Material provided:
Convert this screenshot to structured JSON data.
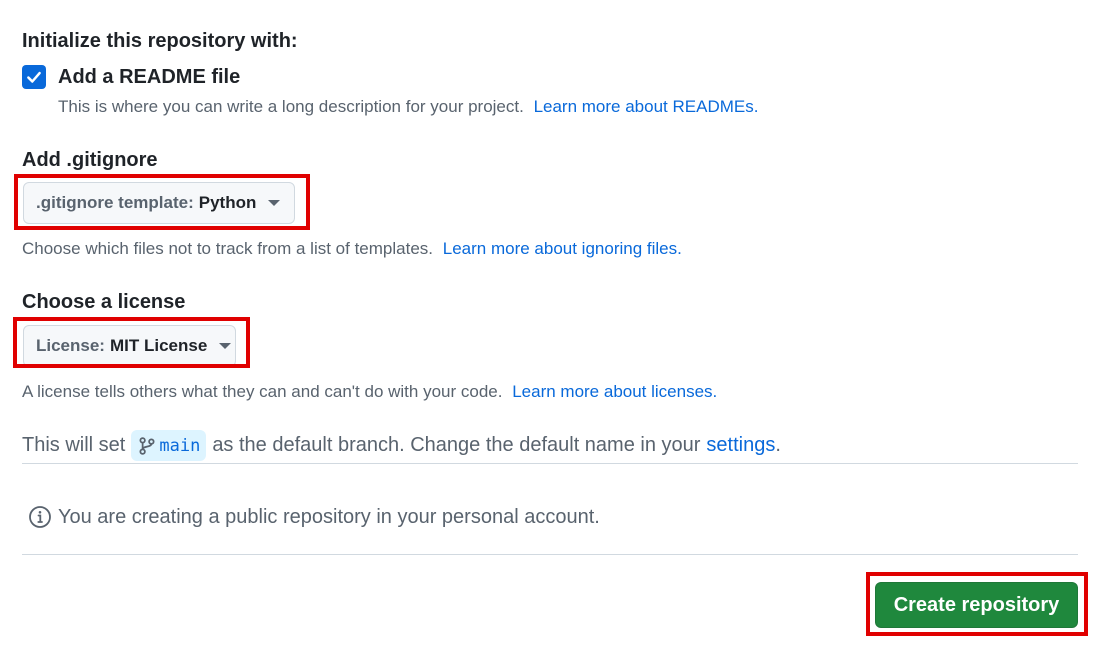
{
  "init": {
    "heading": "Initialize this repository with:",
    "readme": {
      "checked": true,
      "label": "Add a README file",
      "description": "This is where you can write a long description for your project.",
      "link": "Learn more about READMEs."
    }
  },
  "gitignore": {
    "heading": "Add .gitignore",
    "select_prefix": ".gitignore template:",
    "select_value": "Python",
    "description": "Choose which files not to track from a list of templates.",
    "link": "Learn more about ignoring files."
  },
  "license": {
    "heading": "Choose a license",
    "select_prefix": "License:",
    "select_value": "MIT License",
    "description": "A license tells others what they can and can't do with your code.",
    "link": "Learn more about licenses."
  },
  "branch": {
    "prefix": "This will set",
    "name": "main",
    "middle": "as the default branch. Change the default name in your",
    "link": "settings",
    "suffix": "."
  },
  "notice": {
    "icon": "info-icon",
    "text": "You are creating a public repository in your personal account."
  },
  "actions": {
    "create_label": "Create repository"
  },
  "colors": {
    "primary_button": "#1f883d",
    "link": "#0969da",
    "highlight": "#e00000",
    "checkbox": "#0969da"
  }
}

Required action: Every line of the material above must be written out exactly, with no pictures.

Solution for this problem:
Convert this screenshot to structured JSON data.
{
  "init": {
    "heading": "Initialize this repository with:",
    "readme": {
      "checked": true,
      "label": "Add a README file",
      "description": "This is where you can write a long description for your project.",
      "link": "Learn more about READMEs."
    }
  },
  "gitignore": {
    "heading": "Add .gitignore",
    "select_prefix": ".gitignore template:",
    "select_value": "Python",
    "description": "Choose which files not to track from a list of templates.",
    "link": "Learn more about ignoring files."
  },
  "license": {
    "heading": "Choose a license",
    "select_prefix": "License:",
    "select_value": "MIT License",
    "description": "A license tells others what they can and can't do with your code.",
    "link": "Learn more about licenses."
  },
  "branch": {
    "prefix": "This will set",
    "name": "main",
    "middle": "as the default branch. Change the default name in your",
    "link": "settings",
    "suffix": "."
  },
  "notice": {
    "icon": "info-icon",
    "text": "You are creating a public repository in your personal account."
  },
  "actions": {
    "create_label": "Create repository"
  },
  "colors": {
    "primary_button": "#1f883d",
    "link": "#0969da",
    "highlight": "#e00000",
    "checkbox": "#0969da"
  }
}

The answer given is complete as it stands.